The FAST-M feasibility study will determine whether the introduction of a maternal sepsis care bundle is feasible in a resource-poor country such as Malawi.

The intervention that will be introduced during this study is threefold:

1)      An early warning score and FAST-M decision tool – to help healthcare practitioners recognise and diagnose sepsis quicker and more easily

2)      A FAST-M treatment bundle – to guide healthcare practitioners through the initial management of maternal sepsis

3)      A training programme – to educate healthcare practitioners identify maternal sepsis and use the early warning score and FAST-M decision/treatment tools provided during the study

The study will take place across 15 health facilities in Malawi (comprising of health centres, Community and District hospitals) and will last for one year.

Should this study demonstrate that the introduction of the maternal sepsis care bundle is feasible, a larger multi-country randomised control trial will be conducted to evaluate whether the maternal sepsis care bundle reduces maternal morbidity and mortality from sepsis.

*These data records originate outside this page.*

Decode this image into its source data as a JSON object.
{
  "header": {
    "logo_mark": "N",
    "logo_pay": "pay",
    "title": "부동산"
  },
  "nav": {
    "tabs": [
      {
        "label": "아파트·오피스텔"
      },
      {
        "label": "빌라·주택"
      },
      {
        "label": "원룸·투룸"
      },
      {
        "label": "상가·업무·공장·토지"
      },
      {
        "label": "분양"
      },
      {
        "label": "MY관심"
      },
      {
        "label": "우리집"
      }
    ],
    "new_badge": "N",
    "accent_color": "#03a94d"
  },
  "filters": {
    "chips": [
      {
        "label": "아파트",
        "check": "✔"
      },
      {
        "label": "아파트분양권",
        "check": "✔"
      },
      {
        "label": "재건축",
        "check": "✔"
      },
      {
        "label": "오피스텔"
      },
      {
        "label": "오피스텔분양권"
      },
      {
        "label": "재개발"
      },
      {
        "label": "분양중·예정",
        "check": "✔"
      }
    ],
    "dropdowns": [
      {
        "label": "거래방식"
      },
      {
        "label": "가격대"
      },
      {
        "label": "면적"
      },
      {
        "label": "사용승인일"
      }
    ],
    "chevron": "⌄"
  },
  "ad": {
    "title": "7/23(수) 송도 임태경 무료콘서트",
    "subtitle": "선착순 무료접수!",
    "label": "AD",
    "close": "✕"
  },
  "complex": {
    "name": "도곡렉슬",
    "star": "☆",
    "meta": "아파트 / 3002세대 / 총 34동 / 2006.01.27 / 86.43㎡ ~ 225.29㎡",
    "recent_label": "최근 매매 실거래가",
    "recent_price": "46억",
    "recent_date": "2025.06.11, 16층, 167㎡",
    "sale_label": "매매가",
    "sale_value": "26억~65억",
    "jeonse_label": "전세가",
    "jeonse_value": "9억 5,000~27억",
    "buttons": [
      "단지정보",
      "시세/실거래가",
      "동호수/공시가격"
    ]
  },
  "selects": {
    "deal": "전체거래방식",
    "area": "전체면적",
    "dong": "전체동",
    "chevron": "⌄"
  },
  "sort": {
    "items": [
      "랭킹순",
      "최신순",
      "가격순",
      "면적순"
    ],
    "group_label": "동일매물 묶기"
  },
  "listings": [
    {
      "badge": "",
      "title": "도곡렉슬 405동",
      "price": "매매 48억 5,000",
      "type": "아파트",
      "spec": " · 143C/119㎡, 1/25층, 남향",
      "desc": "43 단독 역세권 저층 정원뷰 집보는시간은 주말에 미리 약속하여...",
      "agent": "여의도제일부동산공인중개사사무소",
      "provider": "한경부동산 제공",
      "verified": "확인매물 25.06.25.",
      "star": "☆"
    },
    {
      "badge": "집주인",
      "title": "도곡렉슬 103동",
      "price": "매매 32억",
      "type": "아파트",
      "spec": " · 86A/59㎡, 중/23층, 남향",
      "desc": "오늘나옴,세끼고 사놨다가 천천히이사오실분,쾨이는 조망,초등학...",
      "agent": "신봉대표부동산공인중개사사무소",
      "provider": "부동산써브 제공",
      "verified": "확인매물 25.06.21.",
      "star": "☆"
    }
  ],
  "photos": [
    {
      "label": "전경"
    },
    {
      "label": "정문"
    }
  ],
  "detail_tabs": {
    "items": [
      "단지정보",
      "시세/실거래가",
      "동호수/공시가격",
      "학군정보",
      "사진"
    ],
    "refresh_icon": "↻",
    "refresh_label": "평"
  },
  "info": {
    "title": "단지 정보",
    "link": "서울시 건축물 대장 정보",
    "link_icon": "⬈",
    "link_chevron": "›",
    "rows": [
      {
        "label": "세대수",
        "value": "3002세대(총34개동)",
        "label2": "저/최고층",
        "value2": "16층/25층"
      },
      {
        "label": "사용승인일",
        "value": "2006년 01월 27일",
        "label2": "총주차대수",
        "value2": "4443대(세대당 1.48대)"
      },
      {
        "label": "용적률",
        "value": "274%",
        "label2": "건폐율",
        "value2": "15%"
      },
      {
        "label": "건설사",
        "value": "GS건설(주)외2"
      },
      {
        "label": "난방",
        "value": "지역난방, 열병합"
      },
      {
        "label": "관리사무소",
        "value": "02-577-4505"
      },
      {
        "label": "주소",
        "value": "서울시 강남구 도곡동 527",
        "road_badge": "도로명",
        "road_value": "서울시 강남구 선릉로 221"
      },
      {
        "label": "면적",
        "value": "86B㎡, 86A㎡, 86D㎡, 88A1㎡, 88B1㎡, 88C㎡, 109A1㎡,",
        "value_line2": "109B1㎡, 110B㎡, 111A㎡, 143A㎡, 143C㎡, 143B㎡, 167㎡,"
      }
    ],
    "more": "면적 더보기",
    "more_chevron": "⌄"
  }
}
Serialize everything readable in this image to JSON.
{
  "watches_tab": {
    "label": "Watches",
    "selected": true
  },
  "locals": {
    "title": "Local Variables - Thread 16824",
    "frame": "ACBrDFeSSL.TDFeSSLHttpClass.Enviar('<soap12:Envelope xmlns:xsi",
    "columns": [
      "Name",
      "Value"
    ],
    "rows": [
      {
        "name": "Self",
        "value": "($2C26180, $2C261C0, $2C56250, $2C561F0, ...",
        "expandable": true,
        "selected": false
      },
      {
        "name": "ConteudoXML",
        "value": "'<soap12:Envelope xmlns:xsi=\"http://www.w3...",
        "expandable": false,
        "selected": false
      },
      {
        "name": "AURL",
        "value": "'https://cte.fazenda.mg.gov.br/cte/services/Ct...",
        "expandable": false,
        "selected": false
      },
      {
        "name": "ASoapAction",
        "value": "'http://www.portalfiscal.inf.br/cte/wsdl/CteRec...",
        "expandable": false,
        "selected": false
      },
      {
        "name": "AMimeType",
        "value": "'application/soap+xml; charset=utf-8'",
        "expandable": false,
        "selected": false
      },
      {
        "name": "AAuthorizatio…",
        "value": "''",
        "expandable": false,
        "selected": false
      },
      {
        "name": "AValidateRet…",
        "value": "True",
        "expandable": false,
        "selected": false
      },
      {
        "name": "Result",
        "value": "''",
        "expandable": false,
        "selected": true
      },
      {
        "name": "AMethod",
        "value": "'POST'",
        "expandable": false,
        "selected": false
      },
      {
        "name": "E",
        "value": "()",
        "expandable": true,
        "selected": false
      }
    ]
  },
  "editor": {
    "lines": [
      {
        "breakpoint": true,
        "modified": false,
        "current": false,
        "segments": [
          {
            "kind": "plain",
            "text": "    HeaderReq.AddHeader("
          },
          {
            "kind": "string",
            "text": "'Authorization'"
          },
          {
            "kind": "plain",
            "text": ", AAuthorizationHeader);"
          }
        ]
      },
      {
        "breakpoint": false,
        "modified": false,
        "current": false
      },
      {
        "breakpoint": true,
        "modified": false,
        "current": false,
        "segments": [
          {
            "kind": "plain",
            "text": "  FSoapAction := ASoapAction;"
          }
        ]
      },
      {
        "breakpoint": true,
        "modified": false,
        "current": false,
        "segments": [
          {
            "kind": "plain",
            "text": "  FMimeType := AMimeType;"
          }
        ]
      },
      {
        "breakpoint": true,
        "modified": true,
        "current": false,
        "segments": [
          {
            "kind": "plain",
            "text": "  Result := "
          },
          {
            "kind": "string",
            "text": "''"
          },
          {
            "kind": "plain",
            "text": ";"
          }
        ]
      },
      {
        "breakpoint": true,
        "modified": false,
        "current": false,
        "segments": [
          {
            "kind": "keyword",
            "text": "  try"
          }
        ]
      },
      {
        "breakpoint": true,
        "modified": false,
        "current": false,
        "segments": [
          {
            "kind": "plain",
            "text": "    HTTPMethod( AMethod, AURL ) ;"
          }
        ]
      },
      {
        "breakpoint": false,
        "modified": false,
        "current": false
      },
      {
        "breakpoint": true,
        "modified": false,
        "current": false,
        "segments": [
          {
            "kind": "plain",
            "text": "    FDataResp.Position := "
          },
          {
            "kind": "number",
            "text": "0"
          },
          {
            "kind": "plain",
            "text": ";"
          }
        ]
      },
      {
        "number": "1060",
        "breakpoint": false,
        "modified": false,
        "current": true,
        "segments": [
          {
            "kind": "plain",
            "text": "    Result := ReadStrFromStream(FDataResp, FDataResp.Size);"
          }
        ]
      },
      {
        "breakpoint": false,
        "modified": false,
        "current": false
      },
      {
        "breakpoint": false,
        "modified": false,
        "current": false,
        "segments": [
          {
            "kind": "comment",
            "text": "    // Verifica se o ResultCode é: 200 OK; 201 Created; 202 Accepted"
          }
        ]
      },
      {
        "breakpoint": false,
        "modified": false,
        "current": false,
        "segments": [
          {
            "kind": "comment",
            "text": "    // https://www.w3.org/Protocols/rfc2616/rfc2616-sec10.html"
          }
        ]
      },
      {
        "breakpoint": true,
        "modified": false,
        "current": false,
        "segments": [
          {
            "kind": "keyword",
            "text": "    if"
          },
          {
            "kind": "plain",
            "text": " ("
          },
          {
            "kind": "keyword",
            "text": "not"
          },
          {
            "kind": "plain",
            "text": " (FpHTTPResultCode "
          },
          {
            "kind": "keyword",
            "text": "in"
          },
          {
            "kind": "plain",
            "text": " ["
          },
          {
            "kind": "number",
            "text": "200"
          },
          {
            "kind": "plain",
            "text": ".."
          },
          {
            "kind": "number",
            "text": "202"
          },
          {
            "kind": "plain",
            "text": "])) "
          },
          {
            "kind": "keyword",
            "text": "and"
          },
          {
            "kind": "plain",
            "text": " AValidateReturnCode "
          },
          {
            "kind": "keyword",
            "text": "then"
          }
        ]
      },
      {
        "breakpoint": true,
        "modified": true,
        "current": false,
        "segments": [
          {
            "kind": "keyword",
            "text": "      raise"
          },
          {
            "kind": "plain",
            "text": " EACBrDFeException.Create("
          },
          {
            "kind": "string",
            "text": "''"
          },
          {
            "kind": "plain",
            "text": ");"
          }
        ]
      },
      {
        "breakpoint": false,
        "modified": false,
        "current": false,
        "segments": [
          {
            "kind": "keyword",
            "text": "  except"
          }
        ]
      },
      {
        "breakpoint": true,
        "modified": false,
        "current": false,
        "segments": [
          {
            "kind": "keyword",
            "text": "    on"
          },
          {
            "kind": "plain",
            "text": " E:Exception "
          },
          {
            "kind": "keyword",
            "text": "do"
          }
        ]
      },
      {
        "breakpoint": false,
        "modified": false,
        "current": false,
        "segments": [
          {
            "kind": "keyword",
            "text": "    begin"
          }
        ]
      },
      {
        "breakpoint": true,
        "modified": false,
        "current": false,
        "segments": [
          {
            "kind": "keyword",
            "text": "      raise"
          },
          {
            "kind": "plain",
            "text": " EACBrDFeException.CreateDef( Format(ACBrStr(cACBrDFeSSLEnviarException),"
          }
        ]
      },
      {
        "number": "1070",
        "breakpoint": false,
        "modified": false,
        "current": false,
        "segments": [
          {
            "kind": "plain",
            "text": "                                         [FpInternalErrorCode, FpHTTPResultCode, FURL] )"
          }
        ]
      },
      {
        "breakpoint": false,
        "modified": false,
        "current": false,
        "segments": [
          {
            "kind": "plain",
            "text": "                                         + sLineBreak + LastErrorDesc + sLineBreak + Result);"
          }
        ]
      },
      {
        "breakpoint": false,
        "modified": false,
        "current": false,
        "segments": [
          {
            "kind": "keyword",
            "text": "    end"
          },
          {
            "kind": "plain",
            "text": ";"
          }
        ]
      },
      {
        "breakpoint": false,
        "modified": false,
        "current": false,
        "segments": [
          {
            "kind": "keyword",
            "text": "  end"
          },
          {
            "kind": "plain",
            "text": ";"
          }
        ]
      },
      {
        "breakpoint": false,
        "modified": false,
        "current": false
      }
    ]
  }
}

Why is this study needed now?

In Malawi, post-partum sepsis accounts for 9.9% of all maternal deaths. A report on the Confidential Enquiry into Maternal Deaths in Malawi, found there to be deficiencies surrounding the prompt recognition and inadequate management of maternal sepsis. The report concluded that the use of an early warning score, a structured approach to patient monitoring along with an educational programme to improve recognition of maternal sepsis would likely improve sepsis care and maternal outcomes.

In high-income countries studies have shown this approach to be associated with improved patient outcomes however none of these approaches are specific to a maternal population or designed with a resource-poor setting in mind.

The development of a maternal sepsis bundle has been identified was an international priority action for the next five years by Jhpiego. 

How is the trial being organised?

The University of Birmingham is acting as a sponsor for the study and Dr David Lissauer is the Chief Investigator. An in-country implementation partner, Parent and Child Health Initiative Trust (PACHI), supported by the UK team, will oversee the day to day conduct of the trial and will collect the required data.

Anything else?

If there are any other questions you would like to see answered on this page, please email the team at   FAST-M@contacts.bham.ac.uk